Exercise directions >> Using the exact wording, repeat every line of the material.
[Opening Dataset content section]
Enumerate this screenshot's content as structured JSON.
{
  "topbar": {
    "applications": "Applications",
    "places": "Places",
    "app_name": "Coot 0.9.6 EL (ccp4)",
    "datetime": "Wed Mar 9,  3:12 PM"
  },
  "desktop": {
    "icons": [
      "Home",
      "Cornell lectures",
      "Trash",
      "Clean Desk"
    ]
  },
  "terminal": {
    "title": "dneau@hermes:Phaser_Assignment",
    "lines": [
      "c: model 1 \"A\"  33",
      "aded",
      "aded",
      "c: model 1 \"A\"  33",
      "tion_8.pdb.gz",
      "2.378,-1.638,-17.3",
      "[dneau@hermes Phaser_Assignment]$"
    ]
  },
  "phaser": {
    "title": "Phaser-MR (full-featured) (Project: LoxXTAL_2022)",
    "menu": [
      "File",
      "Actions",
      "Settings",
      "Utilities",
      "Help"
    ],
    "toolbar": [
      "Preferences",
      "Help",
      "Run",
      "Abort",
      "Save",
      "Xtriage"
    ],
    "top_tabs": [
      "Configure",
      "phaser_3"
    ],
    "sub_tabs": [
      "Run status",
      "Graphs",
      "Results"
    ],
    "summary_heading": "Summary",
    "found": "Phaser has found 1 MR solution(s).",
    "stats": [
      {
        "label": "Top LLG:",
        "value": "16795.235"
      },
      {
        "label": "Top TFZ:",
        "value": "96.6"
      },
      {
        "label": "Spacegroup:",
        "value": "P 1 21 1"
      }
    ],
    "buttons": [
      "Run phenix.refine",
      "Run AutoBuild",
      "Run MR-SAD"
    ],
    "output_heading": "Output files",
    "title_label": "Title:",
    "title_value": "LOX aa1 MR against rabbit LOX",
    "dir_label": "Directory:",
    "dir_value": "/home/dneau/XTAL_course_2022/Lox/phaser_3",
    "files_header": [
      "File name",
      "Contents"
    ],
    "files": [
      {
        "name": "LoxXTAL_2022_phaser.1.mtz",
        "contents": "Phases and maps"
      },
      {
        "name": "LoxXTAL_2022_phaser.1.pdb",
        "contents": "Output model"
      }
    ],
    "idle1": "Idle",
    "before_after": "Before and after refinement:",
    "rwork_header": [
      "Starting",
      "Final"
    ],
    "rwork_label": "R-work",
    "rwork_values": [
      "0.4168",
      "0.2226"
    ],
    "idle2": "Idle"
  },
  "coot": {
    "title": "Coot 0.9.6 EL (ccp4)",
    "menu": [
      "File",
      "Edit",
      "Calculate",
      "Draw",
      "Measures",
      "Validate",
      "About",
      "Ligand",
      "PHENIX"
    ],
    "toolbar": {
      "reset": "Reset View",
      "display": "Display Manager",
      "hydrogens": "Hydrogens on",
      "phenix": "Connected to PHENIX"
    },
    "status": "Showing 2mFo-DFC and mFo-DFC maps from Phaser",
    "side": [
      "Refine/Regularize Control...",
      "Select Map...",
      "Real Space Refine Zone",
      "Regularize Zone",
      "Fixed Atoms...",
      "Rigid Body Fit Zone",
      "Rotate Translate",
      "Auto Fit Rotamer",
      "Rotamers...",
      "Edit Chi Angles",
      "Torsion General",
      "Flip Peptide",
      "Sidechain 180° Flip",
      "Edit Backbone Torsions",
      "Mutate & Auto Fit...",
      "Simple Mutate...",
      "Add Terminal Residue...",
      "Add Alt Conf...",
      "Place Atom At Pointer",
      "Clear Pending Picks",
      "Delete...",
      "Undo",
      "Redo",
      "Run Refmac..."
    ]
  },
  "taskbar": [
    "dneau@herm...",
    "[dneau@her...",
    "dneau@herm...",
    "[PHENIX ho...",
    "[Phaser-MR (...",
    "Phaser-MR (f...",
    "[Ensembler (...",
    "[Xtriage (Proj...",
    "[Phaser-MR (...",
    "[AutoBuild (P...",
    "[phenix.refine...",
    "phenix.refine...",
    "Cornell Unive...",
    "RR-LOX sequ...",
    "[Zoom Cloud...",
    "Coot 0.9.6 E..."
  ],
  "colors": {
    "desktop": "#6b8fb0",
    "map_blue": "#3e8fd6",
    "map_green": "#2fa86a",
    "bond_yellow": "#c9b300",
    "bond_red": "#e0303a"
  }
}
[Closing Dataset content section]
Exercise answer >>
Enumerate this screenshot's content as structured JSON.
{
  "topbar": {
    "applications": "Applications",
    "places": "Places",
    "app_name": "Coot 0.9.6 EL (ccp4)",
    "datetime": "Wed Mar 9,  3:12 PM"
  },
  "desktop": {
    "icons": [
      "Home",
      "Cornell lectures",
      "Trash",
      "Clean Desk"
    ]
  },
  "terminal": {
    "title": "dneau@hermes:Phaser_Assignment",
    "lines": [
      "c: model 1 \"A\"  33",
      "aded",
      "aded",
      "c: model 1 \"A\"  33",
      "tion_8.pdb.gz",
      "2.378,-1.638,-17.3",
      "[dneau@hermes Phaser_Assignment]$"
    ]
  },
  "phaser": {
    "title": "Phaser-MR (full-featured) (Project: LoxXTAL_2022)",
    "menu": [
      "File",
      "Actions",
      "Settings",
      "Utilities",
      "Help"
    ],
    "toolbar": [
      "Preferences",
      "Help",
      "Run",
      "Abort",
      "Save",
      "Xtriage"
    ],
    "top_tabs": [
      "Configure",
      "phaser_3"
    ],
    "sub_tabs": [
      "Run status",
      "Graphs",
      "Results"
    ],
    "summary_heading": "Summary",
    "found": "Phaser has found 1 MR solution(s).",
    "stats": [
      {
        "label": "Top LLG:",
        "value": "16795.235"
      },
      {
        "label": "Top TFZ:",
        "value": "96.6"
      },
      {
        "label": "Spacegroup:",
        "value": "P 1 21 1"
      }
    ],
    "buttons": [
      "Run phenix.refine",
      "Run AutoBuild",
      "Run MR-SAD"
    ],
    "output_heading": "Output files",
    "title_label": "Title:",
    "title_value": "LOX aa1 MR against rabbit LOX",
    "dir_label": "Directory:",
    "dir_value": "/home/dneau/XTAL_course_2022/Lox/phaser_3",
    "files_header": [
      "File name",
      "Contents"
    ],
    "files": [
      {
        "name": "LoxXTAL_2022_phaser.1.mtz",
        "contents": "Phases and maps"
      },
      {
        "name": "LoxXTAL_2022_phaser.1.pdb",
        "contents": "Output model"
      }
    ],
    "idle1": "Idle",
    "before_after": "Before and after refinement:",
    "rwork_header": [
      "Starting",
      "Final"
    ],
    "rwork_label": "R-work",
    "rwork_values": [
      "0.4168",
      "0.2226"
    ],
    "idle2": "Idle"
  },
  "coot": {
    "title": "Coot 0.9.6 EL (ccp4)",
    "menu": [
      "File",
      "Edit",
      "Calculate",
      "Draw",
      "Measures",
      "Validate",
      "About",
      "Ligand",
      "PHENIX"
    ],
    "toolbar": {
      "reset": "Reset View",
      "display": "Display Manager",
      "hydrogens": "Hydrogens on",
      "phenix": "Connected to PHENIX"
    },
    "status": "Showing 2mFo-DFC and mFo-DFC maps from Phaser",
    "side": [
      "Refine/Regularize Control...",
      "Select Map...",
      "Real Space Refine Zone",
      "Regularize Zone",
      "Fixed Atoms...",
      "Rigid Body Fit Zone",
      "Rotate Translate",
      "Auto Fit Rotamer",
      "Rotamers...",
      "Edit Chi Angles",
      "Torsion General",
      "Flip Peptide",
      "Sidechain 180° Flip",
      "Edit Backbone Torsions",
      "Mutate & Auto Fit...",
      "Simple Mutate...",
      "Add Terminal Residue...",
      "Add Alt Conf...",
      "Place Atom At Pointer",
      "Clear Pending Picks",
      "Delete...",
      "Undo",
      "Redo",
      "Run Refmac..."
    ]
  },
  "taskbar": [
    "dneau@herm...",
    "[dneau@her...",
    "dneau@herm...",
    "[PHENIX ho...",
    "[Phaser-MR (...",
    "Phaser-MR (f...",
    "[Ensembler (...",
    "[Xtriage (Proj...",
    "[Phaser-MR (...",
    "[AutoBuild (P...",
    "[phenix.refine...",
    "phenix.refine...",
    "Cornell Unive...",
    "RR-LOX sequ...",
    "[Zoom Cloud...",
    "Coot 0.9.6 E..."
  ],
  "colors": {
    "desktop": "#6b8fb0",
    "map_blue": "#3e8fd6",
    "map_green": "#2fa86a",
    "bond_yellow": "#c9b300",
    "bond_red": "#e0303a"
  }
}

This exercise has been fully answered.